Tire Safety

If your tires are old enough to be in first grade you need to replace them.


According to recent statistics 11,000 accidents a year are caused by tire failure. More than 10,000 people are killed in rollover accidents each year. In fact, 1/3 of all vehicle fatalities happen in rollover accidents. Tire failure is a major factor in rollover accidents.


One reason tires fail is because they are old. Tires that are six years old or older are more likely to experience blow outs than newer tires. The risk of blowout increases significantly every year over six years of age.


Besides checking your tire’s tread, inflation, wear, alignment and looking for lumps on the sidewalls of your tires, you should also check the date of your tires. All tires have a Department of Transportation (DOT) manufacturing code on them. Look for the four digit number on the sidewall of your tires next to the "DOT" stamp. The first two digits of the four indicate the week of the year the tire was made. The last two digits tell you the year of manufacture. So, "2115" would indicate the tire was made the twenty-first week of the year 2015. If you have a tire with a three digit code, that tire was made before the year 2000. "219" in that case would mean the twenty-first week of the year 1999 or 1989.

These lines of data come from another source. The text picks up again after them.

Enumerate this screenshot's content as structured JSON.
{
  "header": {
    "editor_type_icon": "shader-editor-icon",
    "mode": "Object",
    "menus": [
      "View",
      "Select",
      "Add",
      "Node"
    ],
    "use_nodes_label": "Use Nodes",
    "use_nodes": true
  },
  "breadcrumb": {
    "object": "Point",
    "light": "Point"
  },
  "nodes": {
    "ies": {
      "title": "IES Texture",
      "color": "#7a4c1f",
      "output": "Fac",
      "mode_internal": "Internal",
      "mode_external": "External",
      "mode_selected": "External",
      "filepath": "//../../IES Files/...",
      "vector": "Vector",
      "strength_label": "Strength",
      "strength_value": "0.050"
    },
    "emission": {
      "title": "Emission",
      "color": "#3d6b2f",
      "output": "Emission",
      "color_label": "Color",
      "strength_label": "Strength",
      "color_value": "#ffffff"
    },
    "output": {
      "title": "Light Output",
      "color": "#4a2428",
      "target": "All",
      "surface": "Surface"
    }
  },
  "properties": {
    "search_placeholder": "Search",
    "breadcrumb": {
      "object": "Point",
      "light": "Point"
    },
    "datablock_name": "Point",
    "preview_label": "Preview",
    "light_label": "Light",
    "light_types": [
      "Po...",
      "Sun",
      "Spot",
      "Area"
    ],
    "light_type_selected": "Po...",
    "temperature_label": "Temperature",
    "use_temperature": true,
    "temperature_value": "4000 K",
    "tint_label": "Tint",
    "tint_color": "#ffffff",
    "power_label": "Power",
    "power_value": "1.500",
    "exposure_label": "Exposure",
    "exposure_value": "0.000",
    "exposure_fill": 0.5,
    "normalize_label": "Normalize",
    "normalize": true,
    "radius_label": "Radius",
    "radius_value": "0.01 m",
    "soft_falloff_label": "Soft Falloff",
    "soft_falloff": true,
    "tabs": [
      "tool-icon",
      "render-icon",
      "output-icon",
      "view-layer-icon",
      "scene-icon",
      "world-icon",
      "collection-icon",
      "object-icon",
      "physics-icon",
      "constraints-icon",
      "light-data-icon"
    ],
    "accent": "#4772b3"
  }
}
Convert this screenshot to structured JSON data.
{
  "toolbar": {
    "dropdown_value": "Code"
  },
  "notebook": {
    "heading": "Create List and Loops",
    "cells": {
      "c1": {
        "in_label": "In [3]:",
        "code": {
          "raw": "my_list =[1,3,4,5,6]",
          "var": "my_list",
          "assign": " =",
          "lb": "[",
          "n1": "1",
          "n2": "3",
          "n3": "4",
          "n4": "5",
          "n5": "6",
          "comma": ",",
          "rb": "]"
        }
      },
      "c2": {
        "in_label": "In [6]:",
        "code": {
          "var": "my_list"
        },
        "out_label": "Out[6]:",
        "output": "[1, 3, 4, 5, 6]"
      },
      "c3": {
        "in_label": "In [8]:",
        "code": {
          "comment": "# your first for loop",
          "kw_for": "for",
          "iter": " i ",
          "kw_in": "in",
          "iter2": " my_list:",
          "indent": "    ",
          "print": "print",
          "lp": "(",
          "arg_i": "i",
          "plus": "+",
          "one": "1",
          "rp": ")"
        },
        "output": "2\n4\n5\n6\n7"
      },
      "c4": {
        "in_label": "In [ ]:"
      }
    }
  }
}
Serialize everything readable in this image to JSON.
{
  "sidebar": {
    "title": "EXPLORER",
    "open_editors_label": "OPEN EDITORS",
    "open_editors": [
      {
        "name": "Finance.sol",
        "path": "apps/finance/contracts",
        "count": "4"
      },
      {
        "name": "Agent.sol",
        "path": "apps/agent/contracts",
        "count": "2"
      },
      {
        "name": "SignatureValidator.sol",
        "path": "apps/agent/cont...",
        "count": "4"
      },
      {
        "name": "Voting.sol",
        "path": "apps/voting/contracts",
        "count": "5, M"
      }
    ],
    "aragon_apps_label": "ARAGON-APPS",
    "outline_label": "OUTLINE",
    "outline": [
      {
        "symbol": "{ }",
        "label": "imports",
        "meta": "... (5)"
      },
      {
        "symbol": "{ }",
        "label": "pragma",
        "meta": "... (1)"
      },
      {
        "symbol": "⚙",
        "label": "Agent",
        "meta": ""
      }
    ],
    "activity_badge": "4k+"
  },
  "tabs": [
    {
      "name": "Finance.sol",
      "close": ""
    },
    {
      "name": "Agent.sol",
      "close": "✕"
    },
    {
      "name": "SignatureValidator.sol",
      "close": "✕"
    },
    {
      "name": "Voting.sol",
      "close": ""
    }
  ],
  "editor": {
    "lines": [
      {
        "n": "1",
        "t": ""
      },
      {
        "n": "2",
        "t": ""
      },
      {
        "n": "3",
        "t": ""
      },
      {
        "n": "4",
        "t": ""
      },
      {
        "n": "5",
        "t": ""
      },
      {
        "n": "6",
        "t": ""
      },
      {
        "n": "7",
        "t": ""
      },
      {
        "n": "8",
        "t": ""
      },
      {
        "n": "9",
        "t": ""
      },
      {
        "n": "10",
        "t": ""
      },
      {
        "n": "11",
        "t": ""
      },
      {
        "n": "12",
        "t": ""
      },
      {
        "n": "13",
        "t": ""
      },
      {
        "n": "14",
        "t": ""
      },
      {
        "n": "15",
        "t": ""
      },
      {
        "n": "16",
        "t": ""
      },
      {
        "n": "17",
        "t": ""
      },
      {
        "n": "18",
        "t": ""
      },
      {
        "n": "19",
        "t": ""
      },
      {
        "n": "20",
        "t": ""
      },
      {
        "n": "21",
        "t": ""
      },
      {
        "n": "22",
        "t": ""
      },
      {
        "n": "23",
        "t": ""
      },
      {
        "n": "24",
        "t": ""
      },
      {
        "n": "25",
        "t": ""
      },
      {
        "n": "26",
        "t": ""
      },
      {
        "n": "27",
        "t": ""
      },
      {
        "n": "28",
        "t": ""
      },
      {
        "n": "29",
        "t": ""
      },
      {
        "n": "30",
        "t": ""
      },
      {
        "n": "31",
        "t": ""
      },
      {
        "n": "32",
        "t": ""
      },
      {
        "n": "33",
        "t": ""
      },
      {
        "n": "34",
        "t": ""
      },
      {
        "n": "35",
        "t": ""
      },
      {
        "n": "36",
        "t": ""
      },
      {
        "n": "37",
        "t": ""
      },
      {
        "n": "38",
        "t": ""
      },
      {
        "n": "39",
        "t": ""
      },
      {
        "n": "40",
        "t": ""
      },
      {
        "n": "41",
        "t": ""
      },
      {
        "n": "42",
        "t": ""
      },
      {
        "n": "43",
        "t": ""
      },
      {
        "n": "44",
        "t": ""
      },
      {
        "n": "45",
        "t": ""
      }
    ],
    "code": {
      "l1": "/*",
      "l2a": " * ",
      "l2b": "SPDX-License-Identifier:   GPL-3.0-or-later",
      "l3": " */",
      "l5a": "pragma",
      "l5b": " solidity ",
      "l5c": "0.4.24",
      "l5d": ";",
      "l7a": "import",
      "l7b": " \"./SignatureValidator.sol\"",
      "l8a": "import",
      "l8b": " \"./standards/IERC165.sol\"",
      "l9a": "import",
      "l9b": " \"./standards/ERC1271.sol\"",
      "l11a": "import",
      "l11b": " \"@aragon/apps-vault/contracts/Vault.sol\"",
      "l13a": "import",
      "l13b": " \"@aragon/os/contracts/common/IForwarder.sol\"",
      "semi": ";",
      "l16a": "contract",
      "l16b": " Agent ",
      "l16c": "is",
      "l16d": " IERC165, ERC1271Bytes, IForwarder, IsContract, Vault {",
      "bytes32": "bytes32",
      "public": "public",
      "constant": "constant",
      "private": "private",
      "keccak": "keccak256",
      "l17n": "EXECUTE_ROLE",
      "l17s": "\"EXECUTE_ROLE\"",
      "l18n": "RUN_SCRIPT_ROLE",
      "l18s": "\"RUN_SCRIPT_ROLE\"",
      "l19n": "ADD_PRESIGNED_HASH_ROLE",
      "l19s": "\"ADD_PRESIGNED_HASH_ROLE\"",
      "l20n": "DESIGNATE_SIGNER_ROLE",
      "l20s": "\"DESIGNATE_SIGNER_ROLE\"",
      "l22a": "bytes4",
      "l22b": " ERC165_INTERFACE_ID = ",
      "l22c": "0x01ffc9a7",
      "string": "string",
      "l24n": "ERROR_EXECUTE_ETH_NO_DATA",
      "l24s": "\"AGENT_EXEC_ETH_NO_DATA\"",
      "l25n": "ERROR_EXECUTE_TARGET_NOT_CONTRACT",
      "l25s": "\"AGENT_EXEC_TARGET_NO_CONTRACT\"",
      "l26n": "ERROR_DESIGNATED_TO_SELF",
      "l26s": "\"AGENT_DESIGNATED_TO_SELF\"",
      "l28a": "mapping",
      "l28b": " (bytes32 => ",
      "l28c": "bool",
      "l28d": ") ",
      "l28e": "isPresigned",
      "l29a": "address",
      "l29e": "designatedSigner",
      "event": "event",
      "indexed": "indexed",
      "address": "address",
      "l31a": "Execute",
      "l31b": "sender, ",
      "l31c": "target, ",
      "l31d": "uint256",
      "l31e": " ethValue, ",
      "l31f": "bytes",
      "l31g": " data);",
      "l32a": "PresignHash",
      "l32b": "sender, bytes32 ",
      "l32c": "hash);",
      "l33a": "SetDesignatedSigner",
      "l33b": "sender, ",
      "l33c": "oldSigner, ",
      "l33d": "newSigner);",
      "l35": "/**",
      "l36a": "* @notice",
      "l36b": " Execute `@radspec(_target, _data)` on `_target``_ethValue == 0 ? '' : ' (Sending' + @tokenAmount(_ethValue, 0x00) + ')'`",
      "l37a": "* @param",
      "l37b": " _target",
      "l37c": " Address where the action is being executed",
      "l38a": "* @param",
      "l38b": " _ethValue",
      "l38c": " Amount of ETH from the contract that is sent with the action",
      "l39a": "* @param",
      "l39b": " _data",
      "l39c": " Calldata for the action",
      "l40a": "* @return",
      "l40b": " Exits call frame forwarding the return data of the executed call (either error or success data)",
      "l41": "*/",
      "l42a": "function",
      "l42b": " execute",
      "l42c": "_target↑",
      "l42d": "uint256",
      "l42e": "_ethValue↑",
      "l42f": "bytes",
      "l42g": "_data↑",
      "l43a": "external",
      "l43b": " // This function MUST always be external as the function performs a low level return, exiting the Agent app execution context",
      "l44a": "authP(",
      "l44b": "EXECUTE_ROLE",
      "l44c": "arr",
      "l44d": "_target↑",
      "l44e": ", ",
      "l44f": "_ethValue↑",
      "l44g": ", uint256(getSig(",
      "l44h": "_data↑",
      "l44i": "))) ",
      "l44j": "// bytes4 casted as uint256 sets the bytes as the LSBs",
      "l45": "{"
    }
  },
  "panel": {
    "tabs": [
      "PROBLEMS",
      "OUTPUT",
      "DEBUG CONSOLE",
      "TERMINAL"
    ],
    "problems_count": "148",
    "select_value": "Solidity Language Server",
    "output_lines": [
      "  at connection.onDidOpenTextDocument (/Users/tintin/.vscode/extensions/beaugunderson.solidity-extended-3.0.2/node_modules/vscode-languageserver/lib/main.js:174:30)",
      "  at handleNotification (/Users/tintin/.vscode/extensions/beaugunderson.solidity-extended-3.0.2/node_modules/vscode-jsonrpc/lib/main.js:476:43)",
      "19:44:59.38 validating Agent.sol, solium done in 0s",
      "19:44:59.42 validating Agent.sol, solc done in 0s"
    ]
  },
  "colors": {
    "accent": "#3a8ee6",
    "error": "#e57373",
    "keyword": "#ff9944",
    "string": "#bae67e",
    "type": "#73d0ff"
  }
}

If your tires are six years old or older, you should think of "retiring" them and getting a new set. And now you know how to make sure the tire dealer is selling you younger tires.

Posted on 02/26/2018